> [EXERCISE] The answer should consist of each line below that contains the word "kind".
──────── MATERIAL TO PROCESS
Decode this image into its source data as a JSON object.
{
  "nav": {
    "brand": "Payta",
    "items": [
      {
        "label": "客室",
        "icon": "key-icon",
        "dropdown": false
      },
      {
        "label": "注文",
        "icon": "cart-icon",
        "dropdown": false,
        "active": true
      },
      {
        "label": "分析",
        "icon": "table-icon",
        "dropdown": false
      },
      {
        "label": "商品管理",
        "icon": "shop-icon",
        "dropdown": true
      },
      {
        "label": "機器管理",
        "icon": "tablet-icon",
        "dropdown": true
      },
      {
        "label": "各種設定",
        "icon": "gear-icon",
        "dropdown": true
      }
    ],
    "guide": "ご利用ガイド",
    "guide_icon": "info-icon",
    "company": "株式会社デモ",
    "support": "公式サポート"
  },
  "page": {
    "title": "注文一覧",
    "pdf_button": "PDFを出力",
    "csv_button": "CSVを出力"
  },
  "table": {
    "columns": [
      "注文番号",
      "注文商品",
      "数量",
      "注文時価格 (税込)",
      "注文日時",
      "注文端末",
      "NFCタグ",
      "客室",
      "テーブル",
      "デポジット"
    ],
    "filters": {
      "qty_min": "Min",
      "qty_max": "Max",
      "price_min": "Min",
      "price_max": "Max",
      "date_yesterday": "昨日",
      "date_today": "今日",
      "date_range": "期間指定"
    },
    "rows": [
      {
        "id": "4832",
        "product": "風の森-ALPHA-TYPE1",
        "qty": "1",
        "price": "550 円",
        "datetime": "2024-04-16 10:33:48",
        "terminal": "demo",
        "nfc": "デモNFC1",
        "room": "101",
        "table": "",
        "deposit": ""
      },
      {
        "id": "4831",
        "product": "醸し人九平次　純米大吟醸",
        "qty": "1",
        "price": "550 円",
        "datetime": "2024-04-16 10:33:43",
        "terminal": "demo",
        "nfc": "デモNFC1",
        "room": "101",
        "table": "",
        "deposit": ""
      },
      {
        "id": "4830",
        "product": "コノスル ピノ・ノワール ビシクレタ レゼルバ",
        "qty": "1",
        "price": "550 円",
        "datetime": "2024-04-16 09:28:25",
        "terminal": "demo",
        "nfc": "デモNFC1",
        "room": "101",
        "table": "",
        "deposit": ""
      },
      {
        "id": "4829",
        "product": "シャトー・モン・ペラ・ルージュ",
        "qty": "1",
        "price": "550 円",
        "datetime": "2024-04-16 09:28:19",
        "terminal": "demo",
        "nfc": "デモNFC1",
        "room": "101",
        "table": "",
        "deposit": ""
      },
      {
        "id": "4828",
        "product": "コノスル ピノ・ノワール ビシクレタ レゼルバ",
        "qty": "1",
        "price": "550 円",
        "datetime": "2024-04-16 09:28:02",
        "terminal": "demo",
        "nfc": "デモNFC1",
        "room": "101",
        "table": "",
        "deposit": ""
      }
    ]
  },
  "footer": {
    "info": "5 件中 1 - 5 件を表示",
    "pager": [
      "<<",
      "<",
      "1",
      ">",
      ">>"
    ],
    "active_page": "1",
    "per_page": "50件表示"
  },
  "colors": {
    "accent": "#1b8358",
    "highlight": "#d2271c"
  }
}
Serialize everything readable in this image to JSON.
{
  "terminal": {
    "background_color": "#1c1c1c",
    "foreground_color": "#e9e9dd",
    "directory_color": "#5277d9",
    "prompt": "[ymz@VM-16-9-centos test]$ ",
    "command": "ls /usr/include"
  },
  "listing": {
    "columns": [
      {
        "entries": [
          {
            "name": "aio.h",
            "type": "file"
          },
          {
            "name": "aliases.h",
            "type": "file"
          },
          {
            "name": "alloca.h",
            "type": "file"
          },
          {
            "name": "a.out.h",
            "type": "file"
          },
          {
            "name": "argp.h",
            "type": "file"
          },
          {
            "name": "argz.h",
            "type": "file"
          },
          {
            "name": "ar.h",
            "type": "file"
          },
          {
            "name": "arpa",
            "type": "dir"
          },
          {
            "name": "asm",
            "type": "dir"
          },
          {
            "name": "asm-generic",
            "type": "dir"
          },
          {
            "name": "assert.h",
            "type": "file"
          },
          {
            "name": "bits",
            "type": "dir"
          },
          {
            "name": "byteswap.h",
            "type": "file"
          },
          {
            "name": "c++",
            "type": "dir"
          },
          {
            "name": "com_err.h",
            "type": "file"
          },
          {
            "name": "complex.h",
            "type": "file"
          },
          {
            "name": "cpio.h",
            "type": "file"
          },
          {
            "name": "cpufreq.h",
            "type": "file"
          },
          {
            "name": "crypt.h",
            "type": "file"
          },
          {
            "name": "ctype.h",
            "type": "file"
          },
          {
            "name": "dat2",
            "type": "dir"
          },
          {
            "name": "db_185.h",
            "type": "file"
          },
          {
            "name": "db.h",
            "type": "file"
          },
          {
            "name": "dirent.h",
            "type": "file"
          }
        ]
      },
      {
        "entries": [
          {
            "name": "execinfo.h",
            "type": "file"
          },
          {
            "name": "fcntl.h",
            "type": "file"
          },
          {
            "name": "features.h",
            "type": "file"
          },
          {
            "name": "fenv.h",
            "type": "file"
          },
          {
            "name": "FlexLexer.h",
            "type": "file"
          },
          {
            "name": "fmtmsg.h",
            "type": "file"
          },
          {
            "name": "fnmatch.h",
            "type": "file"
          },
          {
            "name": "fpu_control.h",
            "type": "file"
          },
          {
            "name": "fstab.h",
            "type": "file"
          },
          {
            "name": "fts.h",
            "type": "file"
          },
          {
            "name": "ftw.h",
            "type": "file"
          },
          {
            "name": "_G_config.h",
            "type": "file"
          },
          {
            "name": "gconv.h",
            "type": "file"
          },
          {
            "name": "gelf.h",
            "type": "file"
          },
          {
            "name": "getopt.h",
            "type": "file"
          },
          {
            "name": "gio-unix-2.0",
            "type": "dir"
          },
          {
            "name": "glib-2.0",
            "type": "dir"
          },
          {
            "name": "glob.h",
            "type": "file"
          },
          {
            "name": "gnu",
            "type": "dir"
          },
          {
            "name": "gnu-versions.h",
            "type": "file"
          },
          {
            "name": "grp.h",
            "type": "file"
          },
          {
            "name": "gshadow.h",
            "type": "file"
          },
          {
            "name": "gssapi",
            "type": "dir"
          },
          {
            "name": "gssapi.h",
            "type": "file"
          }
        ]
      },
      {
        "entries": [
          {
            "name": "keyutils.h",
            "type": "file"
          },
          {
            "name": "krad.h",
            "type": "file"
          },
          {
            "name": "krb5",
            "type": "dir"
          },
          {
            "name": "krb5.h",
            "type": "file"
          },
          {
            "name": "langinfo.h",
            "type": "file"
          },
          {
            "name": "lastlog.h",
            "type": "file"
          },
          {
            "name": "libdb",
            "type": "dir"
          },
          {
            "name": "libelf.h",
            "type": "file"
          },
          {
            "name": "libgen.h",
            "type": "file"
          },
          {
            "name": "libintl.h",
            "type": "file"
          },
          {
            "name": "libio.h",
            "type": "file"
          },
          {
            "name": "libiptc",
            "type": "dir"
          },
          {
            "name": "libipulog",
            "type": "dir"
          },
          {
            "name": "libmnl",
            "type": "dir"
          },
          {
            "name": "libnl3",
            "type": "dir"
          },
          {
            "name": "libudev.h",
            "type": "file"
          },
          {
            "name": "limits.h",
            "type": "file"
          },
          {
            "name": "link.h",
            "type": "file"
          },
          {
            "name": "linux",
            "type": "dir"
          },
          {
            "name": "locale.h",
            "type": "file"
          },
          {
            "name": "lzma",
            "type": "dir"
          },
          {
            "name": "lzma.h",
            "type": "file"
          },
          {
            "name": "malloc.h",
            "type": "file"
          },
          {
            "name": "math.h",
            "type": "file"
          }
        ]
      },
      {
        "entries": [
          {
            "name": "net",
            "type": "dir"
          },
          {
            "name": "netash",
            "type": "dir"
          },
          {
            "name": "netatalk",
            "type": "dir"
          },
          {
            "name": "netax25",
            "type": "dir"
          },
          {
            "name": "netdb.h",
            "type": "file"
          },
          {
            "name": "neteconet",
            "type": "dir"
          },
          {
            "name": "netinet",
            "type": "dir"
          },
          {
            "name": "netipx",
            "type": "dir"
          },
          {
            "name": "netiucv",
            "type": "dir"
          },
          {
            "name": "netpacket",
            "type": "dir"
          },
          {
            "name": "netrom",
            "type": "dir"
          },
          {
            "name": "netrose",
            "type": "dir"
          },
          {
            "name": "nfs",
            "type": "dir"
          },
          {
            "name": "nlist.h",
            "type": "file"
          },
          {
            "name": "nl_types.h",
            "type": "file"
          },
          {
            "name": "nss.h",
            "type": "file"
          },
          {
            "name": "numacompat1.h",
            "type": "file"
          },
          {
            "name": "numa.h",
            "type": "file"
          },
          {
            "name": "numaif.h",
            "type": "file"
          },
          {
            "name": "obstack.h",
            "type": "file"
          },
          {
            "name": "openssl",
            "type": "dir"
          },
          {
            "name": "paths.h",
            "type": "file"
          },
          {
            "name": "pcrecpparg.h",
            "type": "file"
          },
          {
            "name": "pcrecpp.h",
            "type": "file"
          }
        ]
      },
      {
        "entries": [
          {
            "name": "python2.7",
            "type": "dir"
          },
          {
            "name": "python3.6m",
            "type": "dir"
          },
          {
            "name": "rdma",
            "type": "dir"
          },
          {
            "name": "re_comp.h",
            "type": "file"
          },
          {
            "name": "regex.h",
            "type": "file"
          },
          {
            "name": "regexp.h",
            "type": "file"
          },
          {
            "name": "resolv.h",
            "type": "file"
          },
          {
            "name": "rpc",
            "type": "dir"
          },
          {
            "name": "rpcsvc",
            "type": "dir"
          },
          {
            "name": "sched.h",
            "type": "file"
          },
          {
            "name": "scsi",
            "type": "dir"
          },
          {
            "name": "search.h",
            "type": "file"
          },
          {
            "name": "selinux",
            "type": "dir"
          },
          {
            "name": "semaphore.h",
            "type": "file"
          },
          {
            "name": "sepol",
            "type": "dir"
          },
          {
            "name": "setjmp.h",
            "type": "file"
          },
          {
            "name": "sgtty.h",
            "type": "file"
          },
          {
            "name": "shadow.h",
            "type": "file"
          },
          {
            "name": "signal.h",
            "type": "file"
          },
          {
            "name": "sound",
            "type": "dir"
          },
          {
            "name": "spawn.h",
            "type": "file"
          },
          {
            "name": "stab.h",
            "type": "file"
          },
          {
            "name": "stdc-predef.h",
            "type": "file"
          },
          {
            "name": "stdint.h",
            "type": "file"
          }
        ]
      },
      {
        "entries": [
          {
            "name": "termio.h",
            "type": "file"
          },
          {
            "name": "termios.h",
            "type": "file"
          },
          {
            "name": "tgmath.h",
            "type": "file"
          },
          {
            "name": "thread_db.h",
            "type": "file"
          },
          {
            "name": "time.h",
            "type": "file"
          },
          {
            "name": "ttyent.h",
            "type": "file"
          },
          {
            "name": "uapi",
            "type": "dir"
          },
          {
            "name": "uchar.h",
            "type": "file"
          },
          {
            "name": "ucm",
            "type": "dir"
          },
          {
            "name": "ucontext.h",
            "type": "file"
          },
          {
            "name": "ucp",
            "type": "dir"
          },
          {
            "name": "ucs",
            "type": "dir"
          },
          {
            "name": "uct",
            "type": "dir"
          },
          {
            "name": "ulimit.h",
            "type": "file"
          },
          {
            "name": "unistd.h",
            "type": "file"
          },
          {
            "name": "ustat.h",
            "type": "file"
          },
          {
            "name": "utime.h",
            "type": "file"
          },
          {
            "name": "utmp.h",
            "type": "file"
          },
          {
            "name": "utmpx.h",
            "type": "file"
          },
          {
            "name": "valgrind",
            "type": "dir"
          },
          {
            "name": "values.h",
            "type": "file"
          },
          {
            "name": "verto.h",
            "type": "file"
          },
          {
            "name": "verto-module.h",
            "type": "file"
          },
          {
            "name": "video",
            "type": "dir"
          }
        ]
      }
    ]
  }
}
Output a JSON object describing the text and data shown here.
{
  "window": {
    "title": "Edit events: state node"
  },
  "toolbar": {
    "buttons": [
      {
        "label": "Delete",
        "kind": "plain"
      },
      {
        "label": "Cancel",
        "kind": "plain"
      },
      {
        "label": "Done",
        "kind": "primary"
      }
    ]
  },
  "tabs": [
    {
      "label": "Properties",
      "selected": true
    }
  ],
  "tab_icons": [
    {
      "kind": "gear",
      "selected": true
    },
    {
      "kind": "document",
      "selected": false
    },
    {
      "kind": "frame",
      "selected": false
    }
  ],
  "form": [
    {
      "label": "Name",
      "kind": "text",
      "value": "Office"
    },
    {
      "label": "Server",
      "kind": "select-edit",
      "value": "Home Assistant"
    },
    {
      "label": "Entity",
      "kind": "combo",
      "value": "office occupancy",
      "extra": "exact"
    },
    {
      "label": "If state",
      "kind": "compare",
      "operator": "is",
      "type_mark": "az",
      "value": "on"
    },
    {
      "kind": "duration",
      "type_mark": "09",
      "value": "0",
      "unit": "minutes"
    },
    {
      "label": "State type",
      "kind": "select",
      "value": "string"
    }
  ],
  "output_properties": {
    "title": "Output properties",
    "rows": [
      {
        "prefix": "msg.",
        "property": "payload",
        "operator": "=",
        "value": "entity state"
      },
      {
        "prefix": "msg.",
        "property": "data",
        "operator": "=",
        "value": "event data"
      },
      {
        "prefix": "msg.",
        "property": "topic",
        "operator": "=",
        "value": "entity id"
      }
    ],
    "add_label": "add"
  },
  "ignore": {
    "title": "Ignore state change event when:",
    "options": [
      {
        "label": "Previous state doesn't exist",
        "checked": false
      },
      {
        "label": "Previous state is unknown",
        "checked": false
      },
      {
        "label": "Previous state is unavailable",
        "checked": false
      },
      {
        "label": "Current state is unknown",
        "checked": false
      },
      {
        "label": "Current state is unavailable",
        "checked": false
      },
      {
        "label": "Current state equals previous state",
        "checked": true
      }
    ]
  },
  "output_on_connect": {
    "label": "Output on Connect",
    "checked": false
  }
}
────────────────
> [REPLY TO THE EXERCISE]
        "kind": "plain"
        "kind": "plain"
        "kind": "primary"
      "kind": "gear",
      "kind": "document",
      "kind": "frame",
      "kind": "text",
      "kind": "select-edit",
      "kind": "combo",
      "kind": "compare",
      "kind": "duration",
      "kind": "select",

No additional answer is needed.